WORK TO BE COMPLETED:
Check every line below for the word "Бывает" and show those that hold it.
##########
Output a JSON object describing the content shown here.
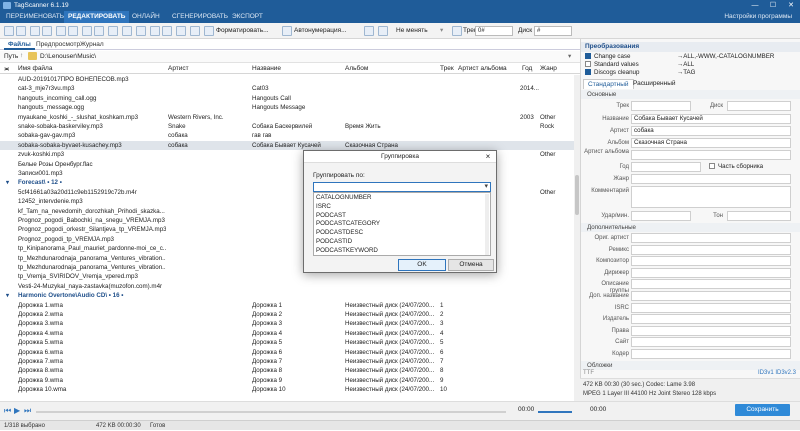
{
  "app": {
    "title": "TagScanner 6.1.19",
    "window_min": "—",
    "window_max": "☐",
    "window_close": "✕"
  },
  "menu": {
    "items": [
      "ПЕРЕИМЕНОВАТЬ",
      "РЕДАКТИРОВАТЬ",
      "ОНЛАЙН",
      "СГЕНЕРИРОВАТЬ",
      "ЭКСПОРТ"
    ],
    "active_index": 1,
    "settings": "Настройки программы"
  },
  "toolbar": {
    "format_label": "Форматировать...",
    "autonumber_label": "Автонумерация...",
    "no_change_label": "Не менять",
    "track_label": "Трек",
    "track_value": "0#",
    "disc_label": "Диск",
    "disc_value": "#"
  },
  "tabs": [
    "Файлы",
    "Предпросмотр",
    "Журнал"
  ],
  "path": {
    "label": "Путь",
    "value": "D:\\Lenouser\\Music\\"
  },
  "columns": [
    "Имя файла",
    "Артист",
    "Название",
    "Альбом",
    "Трек",
    "Артист альбома",
    "Год",
    "Жанр"
  ],
  "rows": [
    {
      "t": "f",
      "name": "AUD-20191017ПРО ВОНЕПЕСОВ.mp3",
      "artist": "",
      "title": "",
      "album": "",
      "track": "",
      "aa": "",
      "year": "",
      "genre": ""
    },
    {
      "t": "f",
      "name": "cat-3_mje7r3vu.mp3",
      "artist": "",
      "title": "Cat03",
      "album": "",
      "track": "",
      "aa": "",
      "year": "2014...",
      "genre": ""
    },
    {
      "t": "f",
      "name": "hangouts_incoming_call.ogg",
      "artist": "",
      "title": "Hangouts Call",
      "album": "",
      "track": "",
      "aa": "",
      "year": "",
      "genre": ""
    },
    {
      "t": "f",
      "name": "hangouts_message.ogg",
      "artist": "",
      "title": "Hangouts Message",
      "album": "",
      "track": "",
      "aa": "",
      "year": "",
      "genre": ""
    },
    {
      "t": "f",
      "name": "myaukane_koshki_-_slushat_koshkam.mp3",
      "artist": "Western Rivers, Inc.",
      "title": "",
      "album": "",
      "track": "",
      "aa": "",
      "year": "2003",
      "genre": "Other"
    },
    {
      "t": "f",
      "name": "snake-sobaka-baskerviley.mp3",
      "artist": "Snake",
      "title": "Собака Баскервилей",
      "album": "Время Жить",
      "track": "",
      "aa": "",
      "year": "",
      "genre": "Rock"
    },
    {
      "t": "f",
      "name": "sobaka-gav-gav.mp3",
      "artist": "собака",
      "title": "гав гав",
      "album": "",
      "track": "",
      "aa": "",
      "year": "",
      "genre": ""
    },
    {
      "t": "s",
      "name": "sobaka-sobaka-byvaet-kusachey.mp3",
      "artist": "собака",
      "title": "Собака Бывает Кусачей",
      "album": "Сказочная Страна",
      "track": "",
      "aa": "",
      "year": "",
      "genre": ""
    },
    {
      "t": "f",
      "name": "zvuk-koshki.mp3",
      "artist": "",
      "title": "",
      "album": "",
      "track": "",
      "aa": "",
      "year": "",
      "genre": "Other"
    },
    {
      "t": "f",
      "name": "Белые Розы Оренбург.flac",
      "artist": "",
      "title": "",
      "album": "",
      "track": "",
      "aa": "",
      "year": "",
      "genre": ""
    },
    {
      "t": "f",
      "name": "Записи001.mp3",
      "artist": "",
      "title": "",
      "album": "",
      "track": "",
      "aa": "",
      "year": "",
      "genre": ""
    },
    {
      "t": "g",
      "name": "Forecast\\ • 12 •",
      "artist": "",
      "title": "",
      "album": "",
      "track": "",
      "aa": "",
      "year": "",
      "genre": ""
    },
    {
      "t": "f",
      "name": "5cf41661a03a20d11c9eb1152919c72b.m4r",
      "artist": "",
      "title": "",
      "album": "",
      "track": "",
      "aa": "",
      "year": "",
      "genre": "Other"
    },
    {
      "t": "f",
      "name": "12452_intervdenie.mp3",
      "artist": "",
      "title": "",
      "album": "",
      "track": "",
      "aa": "",
      "year": "",
      "genre": ""
    },
    {
      "t": "f",
      "name": "kf_Tam_na_nevedomih_dorozhkah_Prihodi_skazka...",
      "artist": "",
      "title": "",
      "album": "",
      "track": "",
      "aa": "",
      "year": "",
      "genre": ""
    },
    {
      "t": "f",
      "name": "Prognoz_pogodi_Babochki_na_snegu_VREMJA.mp3",
      "artist": "",
      "title": "",
      "album": "",
      "track": "",
      "aa": "",
      "year": "",
      "genre": ""
    },
    {
      "t": "f",
      "name": "Prognoz_pogodi_orkestr_Silantjeva_tp_VREMJA.mp3",
      "artist": "",
      "title": "",
      "album": "",
      "track": "",
      "aa": "",
      "year": "",
      "genre": ""
    },
    {
      "t": "f",
      "name": "Prognoz_pogodi_tp_VREMJA.mp3",
      "artist": "",
      "title": "",
      "album": "",
      "track": "",
      "aa": "",
      "year": "",
      "genre": ""
    },
    {
      "t": "f",
      "name": "tp_Kinipanorama_Paul_mauriet_pardonne-moi_ce_c...",
      "artist": "",
      "title": "",
      "album": "",
      "track": "",
      "aa": "",
      "year": "",
      "genre": ""
    },
    {
      "t": "f",
      "name": "tp_Mezhdunarodnaja_panorama_Ventures_vibration...",
      "artist": "",
      "title": "",
      "album": "",
      "track": "",
      "aa": "",
      "year": "",
      "genre": ""
    },
    {
      "t": "f",
      "name": "tp_Mezhdunarodnaja_panorama_Ventures_vibration...",
      "artist": "",
      "title": "",
      "album": "",
      "track": "",
      "aa": "",
      "year": "",
      "genre": ""
    },
    {
      "t": "f",
      "name": "tp_Vremja_SVIRIDOV_Vremja_vpered.mp3",
      "artist": "",
      "title": "",
      "album": "",
      "track": "",
      "aa": "",
      "year": "",
      "genre": ""
    },
    {
      "t": "f",
      "name": "Vesti-24-Muzykal_naya-zastavka(muzofon.com).m4r",
      "artist": "",
      "title": "",
      "album": "",
      "track": "",
      "aa": "",
      "year": "",
      "genre": ""
    },
    {
      "t": "g",
      "name": "Harmonic Overtone\\Audio CD\\ • 16 •",
      "artist": "",
      "title": "",
      "album": "",
      "track": "",
      "aa": "",
      "year": "",
      "genre": ""
    },
    {
      "t": "f",
      "name": "Дорожка 1.wma",
      "artist": "",
      "title": "Дорожка 1",
      "album": "Неизвестный диск (24/07/200...",
      "track": "1",
      "aa": "",
      "year": "",
      "genre": ""
    },
    {
      "t": "f",
      "name": "Дорожка 2.wma",
      "artist": "",
      "title": "Дорожка 2",
      "album": "Неизвестный диск (24/07/200...",
      "track": "2",
      "aa": "",
      "year": "",
      "genre": ""
    },
    {
      "t": "f",
      "name": "Дорожка 3.wma",
      "artist": "",
      "title": "Дорожка 3",
      "album": "Неизвестный диск (24/07/200...",
      "track": "3",
      "aa": "",
      "year": "",
      "genre": ""
    },
    {
      "t": "f",
      "name": "Дорожка 4.wma",
      "artist": "",
      "title": "Дорожка 4",
      "album": "Неизвестный диск (24/07/200...",
      "track": "4",
      "aa": "",
      "year": "",
      "genre": ""
    },
    {
      "t": "f",
      "name": "Дорожка 5.wma",
      "artist": "",
      "title": "Дорожка 5",
      "album": "Неизвестный диск (24/07/200...",
      "track": "5",
      "aa": "",
      "year": "",
      "genre": ""
    },
    {
      "t": "f",
      "name": "Дорожка 6.wma",
      "artist": "",
      "title": "Дорожка 6",
      "album": "Неизвестный диск (24/07/200...",
      "track": "6",
      "aa": "",
      "year": "",
      "genre": ""
    },
    {
      "t": "f",
      "name": "Дорожка 7.wma",
      "artist": "",
      "title": "Дорожка 7",
      "album": "Неизвестный диск (24/07/200...",
      "track": "7",
      "aa": "",
      "year": "",
      "genre": ""
    },
    {
      "t": "f",
      "name": "Дорожка 8.wma",
      "artist": "",
      "title": "Дорожка 8",
      "album": "Неизвестный диск (24/07/200...",
      "track": "8",
      "aa": "",
      "year": "",
      "genre": ""
    },
    {
      "t": "f",
      "name": "Дорожка 9.wma",
      "artist": "",
      "title": "Дорожка 9",
      "album": "Неизвестный диск (24/07/200...",
      "track": "9",
      "aa": "",
      "year": "",
      "genre": ""
    },
    {
      "t": "f",
      "name": "Дорожка 10.wma",
      "artist": "",
      "title": "Дорожка 10",
      "album": "Неизвестный диск (24/07/200...",
      "track": "10",
      "aa": "",
      "year": "",
      "genre": ""
    }
  ],
  "right": {
    "transform_header": "Преобразования",
    "transforms": [
      {
        "on": true,
        "name": "Change case",
        "val": "→ALL,-WWW,-CATALOGNUMBER"
      },
      {
        "on": false,
        "name": "Standard values",
        "val": "→ALL"
      },
      {
        "on": true,
        "name": "Discogs cleanup",
        "val": "→TAG"
      }
    ],
    "tabs": [
      "Стандартный",
      "Расширенный"
    ],
    "section_basic": "Основные",
    "fields": [
      {
        "label": "Трек",
        "value": ""
      },
      {
        "label": "Название",
        "value": "Собака Бывает Кусачей"
      },
      {
        "label": "Артист",
        "value": "собака"
      },
      {
        "label": "Альбом",
        "value": "Сказочная Страна"
      },
      {
        "label": "Артист альбома",
        "value": ""
      },
      {
        "label": "Год",
        "value": ""
      },
      {
        "label": "Жанр",
        "value": ""
      },
      {
        "label": "Комментарий",
        "value": ""
      }
    ],
    "disc_label": "Диск",
    "compilation_label": "Часть сборника",
    "bpm_label": "Удар/мин.",
    "key_label": "Тон",
    "section_extra": "Дополнительные",
    "extra_fields": [
      "Ориг. артист",
      "Ремикс",
      "Композитор",
      "Дирижер",
      "Описание группы",
      "Доп. название",
      "ISRC",
      "Издатель",
      "Права",
      "Сайт",
      "Кодер"
    ],
    "section_covers": "Обложки",
    "tag_label": "TTF",
    "file_info_1": "472 KB  00:30 (30 sec.)  Codec: Lame 3.98",
    "file_info_2": "MPEG 1 Layer III  44100 Hz  Joint Stereo  128 kbps",
    "id3_label": "ID3v1  ID3v2.3"
  },
  "player": {
    "time": "00:00"
  },
  "save_label": "Сохранить",
  "status": {
    "selected": "1/318 выбрано",
    "size": "472 KB  00:00:30",
    "ready": "Готов"
  },
  "dialog": {
    "title": "Группировка",
    "label": "Группировать по:",
    "options": [
      "CATALOGNUMBER",
      "ISRC",
      "PODCAST",
      "PODCASTCATEGORY",
      "PODCASTDESC",
      "PODCASTID",
      "PODCASTKEYWORD"
    ],
    "ok": "OK",
    "cancel": "Отмена"
  },
  "colors": {
    "accent": "#1f5c99",
    "save": "#2f8ad8",
    "selected_row": "#dfe4ea"
  }
}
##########
ANSWER SECTION:
      "title": "Собака Бывает Кусачей",
        "value": "Собака Бывает Кусачей"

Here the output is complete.